A good example is companies ensuring that their products are not made by children or people working in unsafe factories. This has impacted and raised standards in many countries which previously took a more relaxed approach to such concerns, with the rag trade in particular suffering first-hand the tragic consequences of inadequate and unstable warehouse foundations.
In many parts of the world CSR remains an alien concept or at least one which is not embraced as it is seen as interfering in the ultimate goal of maximising profit.
Also, there are and presumably always will be industries which require investment but are perceived by some as antisocial, immoral or contrary to public decency. Arms, gambling, cigarettes, alcohol, pornography and no doubt others may be considered to fall into this category, but it is unlikely that these industries are going to disappear soon and therefore innovation and investment will continue in those sectors and there will be entrepreneurs investing in existing and new businesses occupying those spaces, and there will be start-ups seeking to exploit those markets with new solutions and products. Such start-ups are likely still to attract investment.
Socially responsible investing (SRI) takes CSR a step further and seeks to encourage corporate practices that promote sustainability, consumer protection, human rights and diversity. Certain investors and funds will deliberately avoid the above mentioned sectors and make a virtue of not investing in, what some may perceive as, these ethically lacking concepts.
Impact Investing, Community Investment and Positive Investing are all terms used in the context of SRI and which are self-explanatory.
But does SRI mean lower profitability? Morgan Stanley produced a report in April 2015 which concludes that sustainable investment has “usually met and often exceeded, the performance of comparable traditional investments”.
Many jurisdictions have responded to and also encouraged SRI by introducing corporate vehicles with, in some cases, fiscal incentives, to create a legal framework for businesses with a social purpose – for example, B-Corporations in the US and Community Interest Companies in the UK.
It is of course emotive to seek to label entrepreneurs as social or antisocial depending upon how the sectors they invest in are regarded. Views on this change frequently and often with the fashion du jour. The biggest proponents of gambling are the world’s governments hungry for hefty tax revenue generated by casino houses and online betting companies. Given that many of these are elected governments, can gambling really be branded antisocial?

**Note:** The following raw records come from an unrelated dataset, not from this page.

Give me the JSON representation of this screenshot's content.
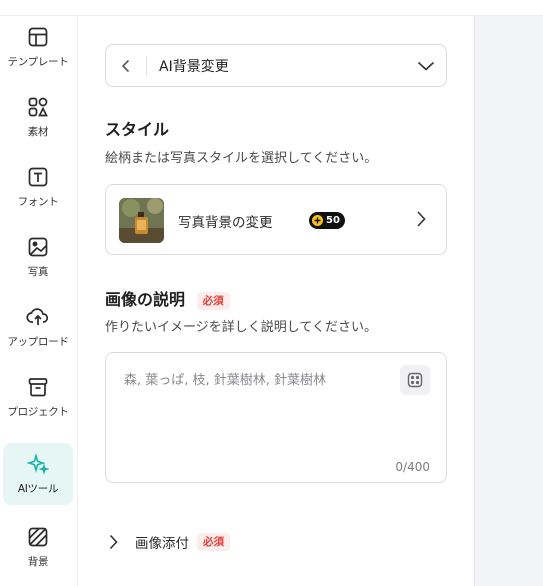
{
  "sidebar": {
    "items": [
      {
        "label": "テンプレート",
        "icon": "template-icon",
        "active": false
      },
      {
        "label": "素材",
        "icon": "elements-icon",
        "active": false
      },
      {
        "label": "フォント",
        "icon": "text-icon",
        "active": false
      },
      {
        "label": "写真",
        "icon": "photo-icon",
        "active": false
      },
      {
        "label": "アップロード",
        "icon": "upload-icon",
        "active": false
      },
      {
        "label": "プロジェクト",
        "icon": "project-icon",
        "active": false
      },
      {
        "label": "AIツール",
        "icon": "ai-sparkle-icon",
        "active": true
      },
      {
        "label": "背景",
        "icon": "background-icon",
        "active": false
      }
    ]
  },
  "tool_select": {
    "value": "AI背景変更"
  },
  "style_section": {
    "title": "スタイル",
    "description": "絵柄または写真スタイルを選択してください。",
    "card": {
      "name": "写真背景の変更",
      "credits": "50"
    }
  },
  "prompt_section": {
    "title": "画像の説明",
    "required": "必須",
    "description": "作りたいイメージを詳しく説明してください。",
    "placeholder": "森, 葉っぱ, 枝, 針葉樹林, 針葉樹林",
    "counter": "0/400"
  },
  "attach_section": {
    "label": "画像添付",
    "required": "必須"
  },
  "colors": {
    "accent": "#19b3a8",
    "active_bg": "#e6f6f5",
    "required_text": "#e0413a",
    "required_bg": "#fdecec"
  }
}
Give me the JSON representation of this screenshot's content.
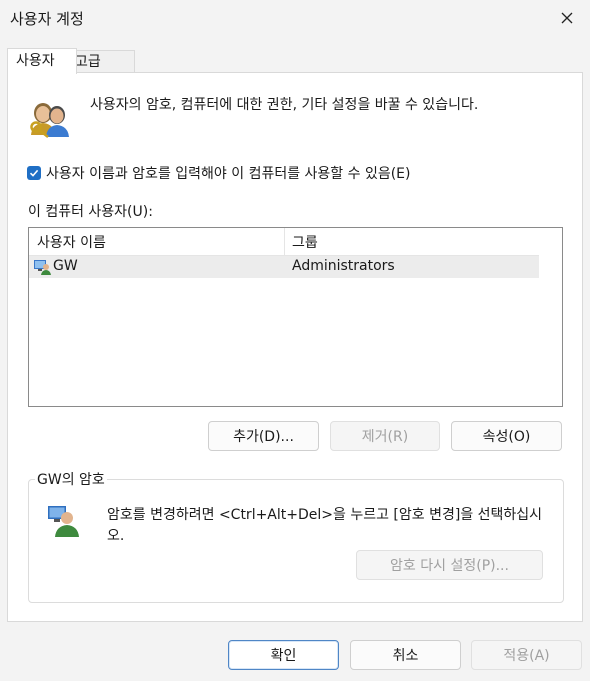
{
  "window": {
    "title": "사용자 계정"
  },
  "tabs": {
    "users": "사용자",
    "advanced": "고급"
  },
  "intro": {
    "text": "사용자의 암호, 컴퓨터에 대한 권한, 기타 설정을 바꿀 수 있습니다."
  },
  "require_login": {
    "checked": true,
    "label": "사용자 이름과 암호를 입력해야 이 컴퓨터를 사용할 수 있음(E)"
  },
  "users_list": {
    "label": "이 컴퓨터 사용자(U):",
    "columns": [
      "사용자 이름",
      "그룹"
    ],
    "rows": [
      {
        "name": "GW",
        "group": "Administrators"
      }
    ]
  },
  "user_buttons": {
    "add": "추가(D)...",
    "remove": "제거(R)",
    "properties": "속성(O)"
  },
  "password_group": {
    "title": "GW의 암호",
    "text": "암호를 변경하려면 <Ctrl+Alt+Del>을 누르고 [암호 변경]을 선택하십시오.",
    "reset_button": "암호 다시 설정(P)..."
  },
  "dialog_buttons": {
    "ok": "확인",
    "cancel": "취소",
    "apply": "적용(A)"
  },
  "colors": {
    "checkbox_accent": "#1f6fc5",
    "default_button_border": "#4f86c6"
  },
  "icons": {
    "close": "close-icon",
    "users": "users-keys-icon",
    "user_row": "user-icon",
    "password": "user-password-icon"
  }
}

It is worth noting, too, that a business engaged in what might be regarded as an “antisocial” sector is also capable of engaging in considerable positive action through CSR, SRI etc.